    D i s t r i b u t i o n.— Bhutan, India, Sri Lanka, Myanmar, China, Taiwan, Laos, Cambodia, Vietnam (type), Thailand, and throughout Malesia (on Borneo Sabah only), but rare towards the east (Moluccas, New Guinea).

    (inset: Homonoia retusa (Wight) Mόll.Arg.)

    E c o l o g y.— Rheophyte, usually in groups on river banks, in rocky (fast running) stream beds, and along the coast; soil usually (temporarily) inundated, in some areas for months; soil: limestone, rocks (gravel), sand. Anchorage of the plants superb (Steenis, 1981). Flowers are presumably wind pollinated. The seeds are very hard and durable; they sink in water and may be transported by the river into even the sea, where they can still germinate in salt water along the coast. Altitude: sea level up to 700 m.

    V e r n a c u l a r.— Khrai (ไคร้), khrai nam (ไคร้น้ำ) (Northern); hia-thi (เหี่ยที้), si-thi-kho (สี่ที่โค่) (Karen-Mae Hong Son); khrai hin (ไคร้หิน), rae (แร่) (Chumphon); ka-lae-rae (กะแลแร) (Malay-Yala), klae-rae (แกลแร) (Malay-Narathiwat).

    U s e s.— The plant is used as medicine against different diseases. Laos: decoction of leaves to be used against itch. Cambodia: stem and leaves are used as a medicine to clear the skin of diseases, young leaves and shoots produce hair oil, and wood is used in an infusion against malaria. Thailand: mashed and powdered leaves are a treatment against skin eruption. Malaysia (N. Perak): pounded leaves and fruits are used against skin diseases too, either in a poultice and/or as a decoction to be drunk. Java: used to fasten loose teeth.

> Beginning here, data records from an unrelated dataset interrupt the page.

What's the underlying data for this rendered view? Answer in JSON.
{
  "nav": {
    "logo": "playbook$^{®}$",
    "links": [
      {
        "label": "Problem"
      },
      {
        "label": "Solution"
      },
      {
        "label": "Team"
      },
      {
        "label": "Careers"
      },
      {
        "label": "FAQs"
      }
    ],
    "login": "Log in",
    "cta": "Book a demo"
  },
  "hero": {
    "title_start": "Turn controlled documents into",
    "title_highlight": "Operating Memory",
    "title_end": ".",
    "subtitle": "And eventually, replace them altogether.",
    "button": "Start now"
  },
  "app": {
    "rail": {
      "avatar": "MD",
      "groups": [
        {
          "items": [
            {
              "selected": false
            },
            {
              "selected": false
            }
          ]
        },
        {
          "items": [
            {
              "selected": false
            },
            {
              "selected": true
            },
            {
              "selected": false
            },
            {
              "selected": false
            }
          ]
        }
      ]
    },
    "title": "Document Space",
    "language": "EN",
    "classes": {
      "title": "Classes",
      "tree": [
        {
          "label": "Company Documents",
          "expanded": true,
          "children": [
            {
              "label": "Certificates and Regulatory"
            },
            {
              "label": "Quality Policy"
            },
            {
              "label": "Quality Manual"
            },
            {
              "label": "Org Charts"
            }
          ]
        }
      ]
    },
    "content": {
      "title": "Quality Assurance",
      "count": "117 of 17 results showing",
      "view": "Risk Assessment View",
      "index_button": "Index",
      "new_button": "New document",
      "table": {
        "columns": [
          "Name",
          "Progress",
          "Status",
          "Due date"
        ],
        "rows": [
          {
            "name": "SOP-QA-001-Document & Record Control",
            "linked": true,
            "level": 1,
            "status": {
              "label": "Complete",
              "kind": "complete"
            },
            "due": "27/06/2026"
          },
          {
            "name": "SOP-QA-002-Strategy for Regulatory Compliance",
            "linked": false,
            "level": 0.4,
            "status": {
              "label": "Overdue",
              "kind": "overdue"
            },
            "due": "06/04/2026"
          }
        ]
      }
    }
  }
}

S. Philippines: the plant may be a stimulant against certain venereal diseases; a root decoction acts as an emetic, while water running at the foot of the shrubs may have depurative properties. Due to the elaborate and large root system the plant is used in N. Sumatra and Java to protect river banks or is planted to prevent erosion. The saps of the plant may dye teeth black (Java). In South China the bark is used as rope. The leaves are used for forage in Vietnam. The root is used to make bolo handles (Sabah, N. Borneo).